Heavyweight Boxing Champion
ARMY RECRUITMENT POSTER
DIMENSIONS: 14" X 20" Excluding frame
OFFERED BY: Antique Arcade, Redwood City Calif.
FOUND AT: February 2003 Hillsborough Antique Show, San Mateo
edited version of this article previously
in Sports Collectors Digest
Louis was Heavyweight Boxing Champion of the World from 1937 to 1949, the longest anyone ever held the title. This striking 1942 army recruitment poster he posed for was produced in two sizes, the 14" X 20" seen here, and a 27" X 41" version. What a compelling influence this poster must have been to a young person considering joining the military. The common affect must have been…."Hey if Joe Louis joined, I'm joining too."
Many years ago I was standing in the early entry line at the All American Antique Show in Glendale Calif., waiting to get in during set up, when a dealer walked by carrying the large version. If I recall
correctly the dealer said he was going to ask $300.00 in the show but I could have it for $200.00 on the spot. It had some water stains but I bought it anyway. After I had it mounted on linen it flattened out and looked pretty good. I enjoyed it in my collection
quite a while until I traded it for something.
The slogan: "We're going to do our part and we'll win because we're on God's side", was always curious and I never knew where it originated. I thought it was just something made up until I started looking into it for this
My research clearly pointed out Joe Louis was very patriotic, even as he faced racial discrimination in the very army he was serving. Louis worked on discrimination from the inside using his influence, and successfully affected many changes. One example of this came when his friend Jackie Robinson told him they wouldn't accept his application for Officer's Candidate School. Louis took the issue all the way to the War Department and was successful in getting Robinson and fourteen other black men admitted.
On December 7th 1941 Japan attacked Pearl Harbor. Soon after, the Navy Relief Fund asked Louis who had been Heavy Weight champion since 1937, to fight a benefit match with Buddy Baer on January 9th 1942. Louis won and donated his entire winnings minus training expenses to the fund; a total of $49,000.00
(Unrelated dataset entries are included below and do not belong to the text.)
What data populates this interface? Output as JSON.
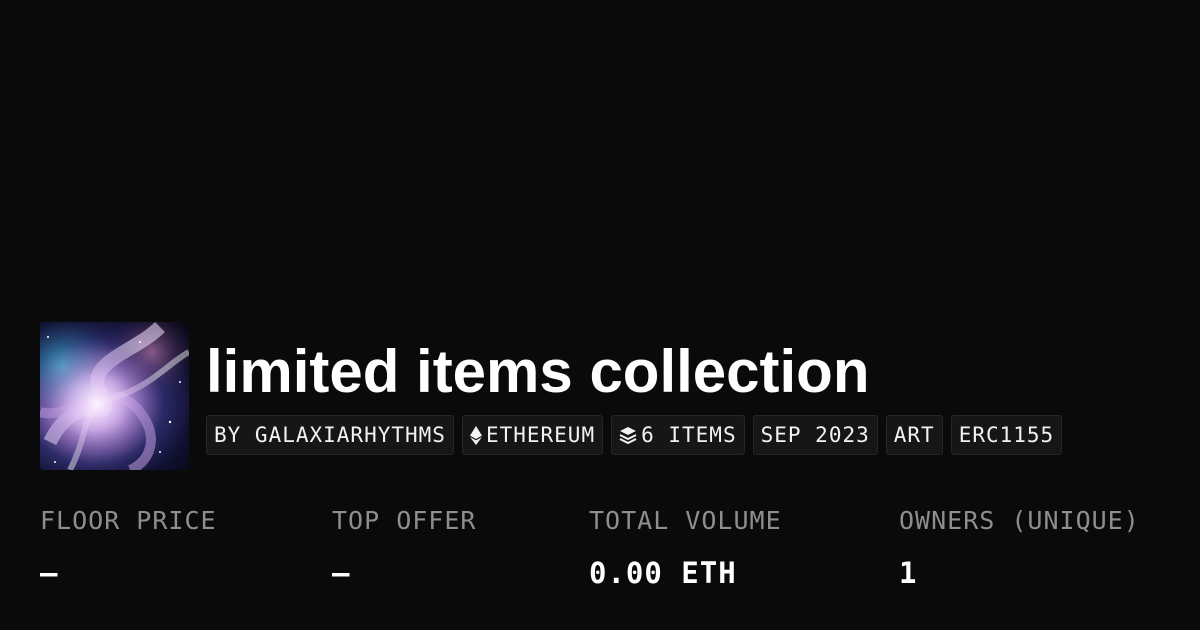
{
  "collection": {
    "title": "limited items collection",
    "badges": {
      "creator": "BY GALAXIARHYTHMS",
      "chain": "ETHEREUM",
      "items": "6 ITEMS",
      "date": "SEP 2023",
      "category": "ART",
      "standard": "ERC1155"
    },
    "badge_icons": {
      "chain": "ethereum-icon",
      "items": "layers-icon"
    }
  },
  "stats": {
    "floor_price": {
      "label": "FLOOR PRICE",
      "value": "–"
    },
    "top_offer": {
      "label": "TOP OFFER",
      "value": "–"
    },
    "total_volume": {
      "label": "TOTAL VOLUME",
      "value": "0.00 ETH"
    },
    "owners": {
      "label": "OWNERS (UNIQUE)",
      "value": "1"
    }
  },
  "colors": {
    "background": "#0a0a0a",
    "text": "#ffffff",
    "muted_label": "#8e8e8e",
    "badge_background": "#161616"
  }
}
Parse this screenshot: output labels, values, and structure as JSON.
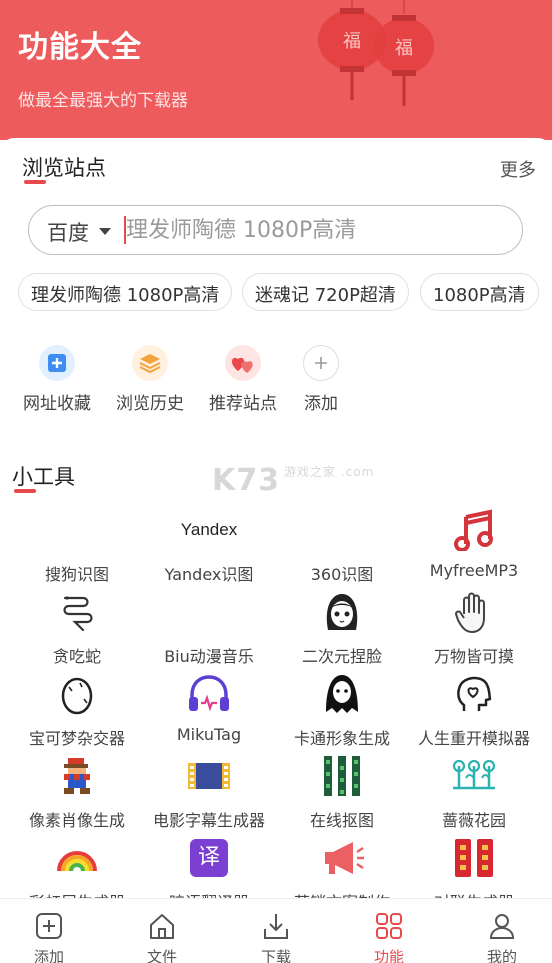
{
  "header": {
    "title": "功能大全",
    "subtitle": "做最全最强大的下载器",
    "lantern_char": "福",
    "bg_color": "#ee5b5d"
  },
  "browse": {
    "title": "浏览站点",
    "more_label": "更多",
    "search": {
      "engine": "百度",
      "placeholder": "理发师陶德 1080P高清"
    },
    "chips": [
      "理发师陶德 1080P高清",
      "迷魂记 720P超清",
      "1080P高清"
    ],
    "quick_actions": [
      {
        "label": "网址收藏",
        "icon": "bookmark-plus-icon"
      },
      {
        "label": "浏览历史",
        "icon": "history-layers-icon"
      },
      {
        "label": "推荐站点",
        "icon": "recommend-hearts-icon"
      },
      {
        "label": "添加",
        "icon": "plus-icon"
      }
    ]
  },
  "tools": {
    "title": "小工具",
    "watermark": "K73",
    "watermark_sub": "游戏之家 .com",
    "yandex_logo_text": "Yandex",
    "translate_glyph": "译",
    "items": [
      {
        "label": "搜狗识图",
        "icon": "sogou-image-icon"
      },
      {
        "label": "Yandex识图",
        "icon": "yandex-logo"
      },
      {
        "label": "360识图",
        "icon": "360-image-icon"
      },
      {
        "label": "MyfreeMP3",
        "icon": "music-note-icon"
      },
      {
        "label": "贪吃蛇",
        "icon": "snake-icon"
      },
      {
        "label": "Biu动漫音乐",
        "icon": "anime-music-icon"
      },
      {
        "label": "二次元捏脸",
        "icon": "anime-face-icon"
      },
      {
        "label": "万物皆可摸",
        "icon": "hand-icon"
      },
      {
        "label": "宝可梦杂交器",
        "icon": "egg-icon"
      },
      {
        "label": "MikuTag",
        "icon": "headphones-icon"
      },
      {
        "label": "卡通形象生成",
        "icon": "ghost-icon"
      },
      {
        "label": "人生重开模拟器",
        "icon": "head-heart-icon"
      },
      {
        "label": "像素肖像生成",
        "icon": "pixel-mario-icon"
      },
      {
        "label": "电影字幕生成器",
        "icon": "film-strip-icon"
      },
      {
        "label": "在线抠图",
        "icon": "cutout-grid-icon"
      },
      {
        "label": "蔷薇花园",
        "icon": "garden-icon"
      },
      {
        "label": "彩虹屁生成器",
        "icon": "rainbow-icon"
      },
      {
        "label": "暗语翻译器",
        "icon": "translate-icon"
      },
      {
        "label": "营销文案制作",
        "icon": "megaphone-icon"
      },
      {
        "label": "对联生成器",
        "icon": "couplet-icon"
      }
    ]
  },
  "tabbar": {
    "items": [
      {
        "label": "添加",
        "icon": "add-square-icon"
      },
      {
        "label": "文件",
        "icon": "home-file-icon"
      },
      {
        "label": "下载",
        "icon": "download-tray-icon"
      },
      {
        "label": "功能",
        "icon": "grid-four-icon",
        "active": true
      },
      {
        "label": "我的",
        "icon": "user-icon"
      }
    ],
    "active_color": "#e84a4c"
  }
}
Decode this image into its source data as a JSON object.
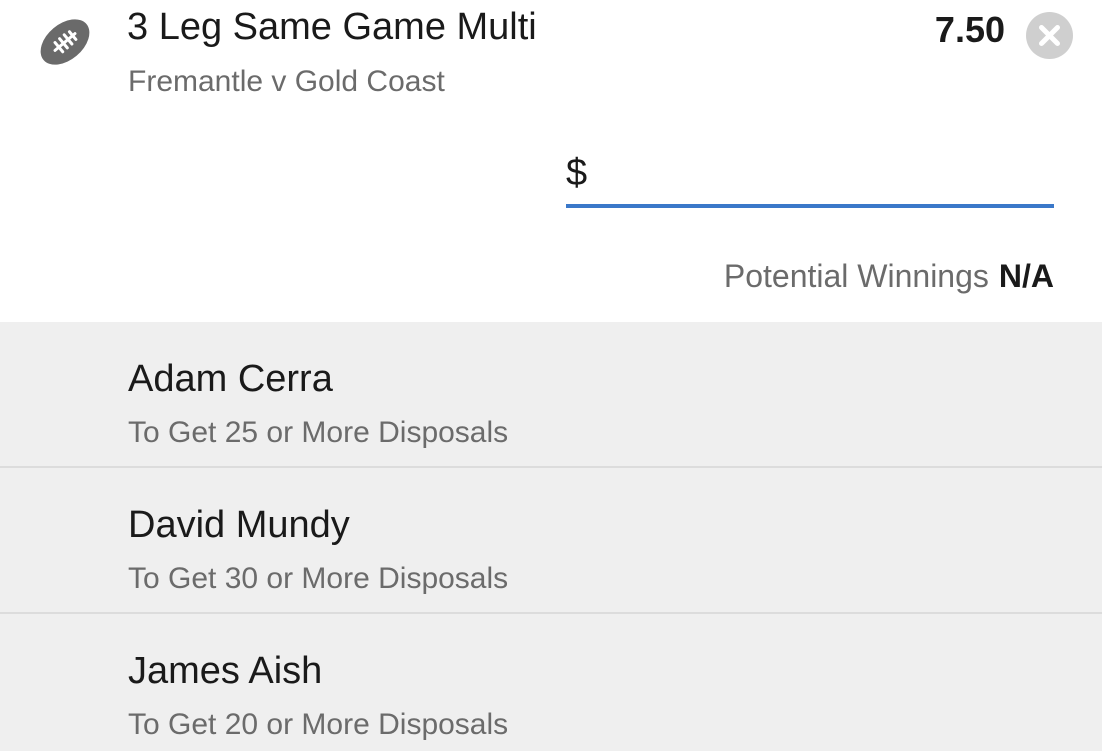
{
  "bet": {
    "icon": "football-icon",
    "title": "3 Leg Same Game Multi",
    "match": "Fremantle v Gold Coast",
    "odds": "7.50",
    "remove_icon": "close-circle-icon"
  },
  "stake": {
    "prefix": "$",
    "value": "",
    "placeholder": ""
  },
  "winnings": {
    "label": "Potential Winnings",
    "value": "N/A"
  },
  "legs": [
    {
      "name": "Adam Cerra",
      "market": "To Get 25 or More Disposals"
    },
    {
      "name": "David Mundy",
      "market": "To Get 30 or More Disposals"
    },
    {
      "name": "James Aish",
      "market": "To Get 20 or More Disposals"
    }
  ],
  "colors": {
    "accent": "#3a78c9",
    "icon_grey": "#6a6a6a",
    "close_grey": "#cfcfcf",
    "legs_bg": "#efefef"
  }
}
Three days later on January 12th Joe Louis enlisted in the army. He was offered an officer's commission but turned it down. He wanted to be an ordinary
G.I. Shortly after enlisting, The Army Relief Fund asked him to perform a benefit fight with Abe Simon on March 27th 1942. Louis won, and again donated his entire purse to the fund. Between Louis and his manager Mike Jacobs, they're total donation for that fight came to $75,000.
before that fight the Navy Relief Society had asked Louis to make a
speech at a gala star-studded benefit show that was to be held at
Madison Square Garden on March 10th 1942. Louis was so nervous about
giving the speech he said he'd rather fight Max Schmeling again. He
talked over his apprehension with a friend, the renowned Harlem jazz
bandleader Lucky Millander who Louis credited for his guidance.
long list of celebrities on the show's bill included: Lucy Monroe,
Tyrone Power, Bert Lytell, Jack Haley, Benay Venuta, Jim Barton, Loretta
Young, Jimmy Durante, Fred Allen, Bette Davis, Kate Smith, Joe E. Lewis,
Ray Bolger, Merle Oberon, Connie Boswell, Dinah Shore, Billy De Wolf,
Tallulah Bankhead, Edgar Bergan and Charlie, Reginald Gardiner, Bert
Lahr, Jane Gaynor, Myrna Loy, Danny Kaye, John Garfield, Eddie Cantor,
Gertrude Lawrence, Sophie Tucker, Vincent Price, Ed Wynn, and Boris
the show, famed columnist Walter Winchell announced $156,000 had been
raised at that point and that $5,000 had already been given to the Army
Emergency Fund. It was then Louis stood and delivered his humble but inspiring words. Certainly all 20,000 in attendance must have been
intent to hear the Heavy Weight Champion of the World. Louis'
performance on the stage that night was remarkably similar to his
performances in the ring; he wasted no time getting right to what he had
to say, then quickly threw a knockout punch, and it was over before they
knew it…these were his brief but very poignant words:
Mr. Winchell, I want to thank you for such a fine thing that you have
just said. I'm real happy that I'm able enough, that I'm able to do what
I'm doing, what I have did and what I'm going to do. I'm only doing what
any red blooded American would. We're gonna do our part and we'll win
'cause we are on God's side."